Bolivian demonstrators opposed to the construction of a road in the Amazon vowed on Wednesday to resume a month-long protest march that has become a major challenge to leftist President Evo Morales.
The march by poor Indians who live in the path of the planned $420 million road is a problem for Morales, Bolivia's first leader of indigenous descent who led many anti-government protests in his days as leader of the coca farmers.
Morales gave a televised speech on Wednesday, saying he sympathized with the protesters who clashed with police over the weekend and asking their forgiveness for police excesses. He also described the demonstrations as a "wake-up call."
Political analyst Jorge Lazarte said the protests marked a turning point in the Morales administration.
"There's a split between the government and its indigenous support base that casts doubt on the government's legitimacy," he said. "For the first time in recent years, we're hearing people yell that this government should go."
Two of Morales' cabinet ministers resigned this week after police broke up the protest over the weekend, firing tear gas and briefly detaining marchers in a raid on a camp they were using en route to the Andean city of La Paz.
The defense minister quit in protest at the police raid.
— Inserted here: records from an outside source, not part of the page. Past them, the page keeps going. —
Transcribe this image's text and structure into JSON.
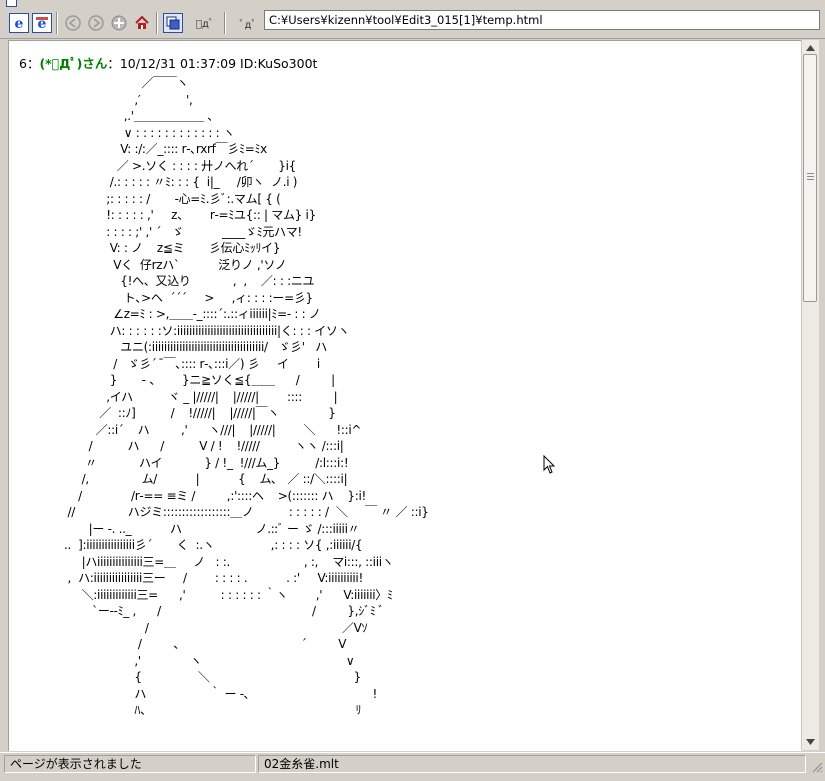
{
  "toolbar": {
    "buttons": [
      {
        "name": "ie-button-1",
        "icon": "ie-e-icon"
      },
      {
        "name": "ie-button-2",
        "icon": "ie-e-red-icon"
      },
      {
        "name": "back-button",
        "icon": "back-arrow-icon"
      },
      {
        "name": "forward-button",
        "icon": "forward-arrow-icon"
      },
      {
        "name": "stop-button",
        "icon": "stop-icon"
      },
      {
        "name": "home-button",
        "icon": "home-icon"
      },
      {
        "name": "copy-button",
        "icon": "window-copy-icon"
      },
      {
        "name": "face-button",
        "icon": "face-icon"
      },
      {
        "name": "bookmark-button",
        "icon": "bookmark-icon"
      }
    ],
    "address": "C:¥Users¥kizenn¥tool¥Edit3_015[1]¥temp.html"
  },
  "post": {
    "number": "6",
    "separator": "：",
    "name": "(*ﾟДﾟ)さん",
    "date_id": "：10/12/31 01:37:09 ID:KuSo300t"
  },
  "ascii_art": "                        ／￣￣ヽ\n                      ,′             ',\n                   ,.'＿＿＿＿＿＿ ､\n                   ∨ : : : : : : : : : : : : ヽ\n                  V: :/:／_:::: r‐､rxrf￣彡ﾐ=ﾐx\n                 ／ >.ソく : : : : 廾ノへれ´       }i{\n               /.: : : : : 〃ﾐ: : : {  i|_     /卯ヽ  ノ.i )\n              ;: : : : : /       ‐心=ﾐ.彡ﾞ:.マム[ { (\n              !: : : : : ,'     z、      r‐=ﾐユ{:: | マム} i}\n              : : : : ;' ,' ´   ゞ           ____ゞﾐ元ハマ!\n               V: : ノ    z≦ミ       彡伝心ﾐｯﾘイ}\n                Vく  仔rzハ`           泛りノ ,'ソノ\n                  {!へ、又込り            ,  ,    ／: : :ニユ\n                   ト､>ヘ  ´´´     >     ,ィ: : : :ー=彡}\n                ∠z=ﾐ : >,＿＿‐_::::´:.::ィiiiiii|ﾐ=‐ : : ノ\n               ハ: : : : : :ソ:iiiiiiiiiiiiiiiiiiiiiiiiiiiiiiiii|く: : : イソヽ\n                  ユニ(:iiiiiiiiiiiiiiiiiiiiiiiiiiiiiiiiiiiii/   ゞ彡'   ハ\n                /   ゞ彡´  ̄￣､:::: r‐､:::i／) 彡     イ        i\n               }       ‐ 、      }ニ≧ソく≦{＿＿      /         |\n              ,イハ          ヾ _ |/////|    |/////|        ::::         |\n            ／  ::ﾉ]          /    !/////|    |/////|￣ヽ              }\n           ／::i´    ハ         ,'      ヽ///|    |/////|        ＼      !::i^\n         /          ハ      /          V / !    !/////          ヽヽ /:::i|\n        〃            ハイ            } / !_  !///ム_}          /:l:::i:!\n       /,               ム/           |           {    ム､   ／ ::/＼::::i|\n      /              /r‐== ≡ミ /         ,:'::::ヘ    >(::::::: ハ    }:i!\n   //               ハジミ::::::::::::::::::＿ノ          : : : : : /  ＼     ￣ 〃 ／ ::i}\n         |ー -. .._           ハ                     ノ.::ﾞ ー ゞ /:::iiiii〃\n  ..  ]:iiiiiiiiiiiiiiii彡´       く  :.ヽ                ,: : : : ソ{ ,:iiiiii/{\n       |ハiiiiiiiiiiiiiii三=＿     ノ   : :.                     , :,    マi:::, ::iiiヽ\n   ,  ハ:iiiiiiiiiiiiiiii三ー     /        : : : : .           . :'     V:iiiiiiiiii!\n       ＼:iiiiiiiiiiiii三=      ,'          : : : : : : ｀ヽ        ,'      V:iiiiiii〉ﾐ\n          `ー--ﾐ_ ,      /                                           /         },ｼﾞﾐ ﾞ\n                         /                                                       ／Vｿ\n                       /         、                                 ´         V\n                      ,'              ヽ                                         ∨\n                      {                ＼                                         }\n                      ハ                  ｀ ー ‐､                                   !\n                      ﾊ、                                                          ﾘ",
  "status": {
    "message": "ページが表示されました",
    "file": "02金糸雀.mlt"
  },
  "colors": {
    "chrome": "#d4d0c8",
    "name_green": "#008000",
    "ie_blue": "#1a4fd8"
  }
}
Morales' interior minister, who had become the focus of criticism from opposition politicians, stepped down in an apparent effort to limit political damage from the crackdown.
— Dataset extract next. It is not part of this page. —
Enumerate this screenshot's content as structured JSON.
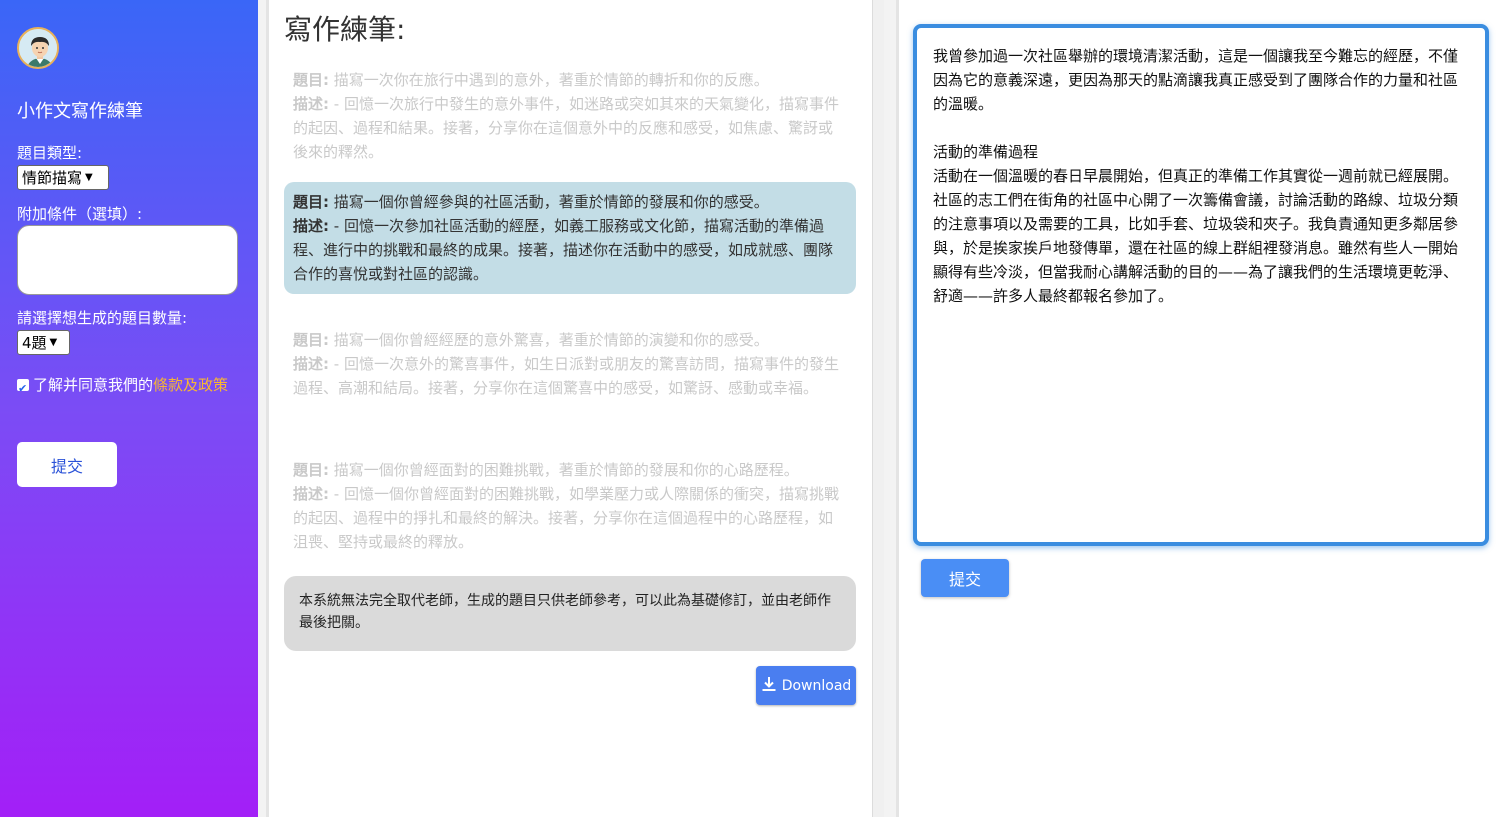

Emboldened by a wave of sympathy protests in urban areas and a strike called by the COB labor federation, the anti-road demonstrators said they would resume their march toward the country's administrative capital.
"Long live this historic march ... the march goes on," protest leader Mariana Guasania said in the Amazon tourist town of Rurrenabaque, where some 200 protesters have regrouped since the police crackdown.
The demonstrators, who hail from the Isiboro Secure indigenous territory and national park, want a law guaranteeing that the Brazil-financed road will bypass their territory.
Their announcement on Wednesday, and the accompanying protests by supporters, increase pressure on Morales to resolve the conflict over the government-backed road plan.
Besides reshuffling his cabinet, Morales has sought to ease tensions over the project by halting construction work and calling for a referendum in the two provinces that it would link to determine whether the project should go ahead.
But the protesters have rejected the call for a vote.
Social protests are common in Bolivia, the region's biggest natural gas exporter, but tensions have eased since Morales was elected in 2005 on pledges to give more political power to the indigenous majority.
However, it is the second time in less than a year that he has faced fierce opposition from his own powerbase over a government policy.
Late last year, a wave of strikes and street protests prompted him to roll back a hefty fuel hike.
Protests by indigenous activists opposed to the road pose a dilemma for Morales, who has put the project at the heart of his strategy to improve the country's dilapidated road system.
He blames rich countries for global warming and sprinkles speeches with references to Pachamama (Mother Earth), but critics say the road plan raises questions about his green credentials and commitment to indigenous rights.
ReutersLast Mod: 29 Eylül 2011, 10:27